by Christopher Graves, Holmes Report (excerpt)
The US Federal Trade Commission (FTC) announced it settled its first case under its newly-issued guidelines on native advertising. It accused retailer Lord & Taylor of not disclosing that its “influencers” were paid off.
The FTC complaint cited Lord & Taylor on two fronts: first, Lord & Taylor ran a form of paid “native advertising” disguised as content in Nylon magazine with no disclaimer that the article was actually paid placement; second, it pointed to an Instagram influencer campaign wherein 50 fashion influencers were paid between $1,000 and $4,000 to wear the dress and promote it in their Instagram accounts—with no disclosure of the payment.
Not all influencer marketing is so cynical, but how people define “influencer marketing” differs widely. Social scientists contend that there is but one true measure of genuine influence: will the other person change their views and/or behavior only after having interacted with you. It does not mean fandom or similar tastes or popularity. It means intentional agency leading to change. Most current forms of influencer marketing is actually a media buy, paying off a social media celebrity to have them tout your product to their fan base.

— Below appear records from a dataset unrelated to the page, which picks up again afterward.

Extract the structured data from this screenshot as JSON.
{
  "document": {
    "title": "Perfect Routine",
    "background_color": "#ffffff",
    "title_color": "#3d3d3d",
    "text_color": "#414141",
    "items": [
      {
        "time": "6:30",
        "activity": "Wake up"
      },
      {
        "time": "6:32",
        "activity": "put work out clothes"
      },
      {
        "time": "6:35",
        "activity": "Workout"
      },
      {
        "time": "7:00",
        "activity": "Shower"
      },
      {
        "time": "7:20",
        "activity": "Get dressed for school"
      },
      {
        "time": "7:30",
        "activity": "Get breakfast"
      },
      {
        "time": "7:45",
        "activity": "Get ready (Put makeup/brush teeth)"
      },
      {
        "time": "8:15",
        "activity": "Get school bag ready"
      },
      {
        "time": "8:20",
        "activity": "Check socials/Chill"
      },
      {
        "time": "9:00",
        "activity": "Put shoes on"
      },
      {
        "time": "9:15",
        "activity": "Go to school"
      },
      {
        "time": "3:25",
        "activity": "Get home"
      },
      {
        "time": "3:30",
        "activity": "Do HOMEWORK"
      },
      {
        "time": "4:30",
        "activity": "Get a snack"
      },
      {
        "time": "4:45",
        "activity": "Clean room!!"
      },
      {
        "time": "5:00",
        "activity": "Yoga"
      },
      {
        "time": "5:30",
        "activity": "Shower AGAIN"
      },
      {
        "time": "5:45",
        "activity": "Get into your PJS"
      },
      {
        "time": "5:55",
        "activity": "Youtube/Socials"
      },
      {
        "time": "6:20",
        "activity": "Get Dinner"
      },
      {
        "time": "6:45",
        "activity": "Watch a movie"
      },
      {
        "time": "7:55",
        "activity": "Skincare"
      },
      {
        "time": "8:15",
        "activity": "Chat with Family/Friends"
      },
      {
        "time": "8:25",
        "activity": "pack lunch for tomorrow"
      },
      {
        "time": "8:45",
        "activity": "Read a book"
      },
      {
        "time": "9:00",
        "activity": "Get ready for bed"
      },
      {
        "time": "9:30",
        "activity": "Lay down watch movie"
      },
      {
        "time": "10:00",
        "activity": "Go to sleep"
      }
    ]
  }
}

Altimeter analyst and author Brian Solis put it this way: “Advertising will find a few top celebs, with some of them being internet famous, to become part of a campaign. PR on the other hand, will find said influencers and nurture longer-term relationships that keep the brand relevant now and in the long term.”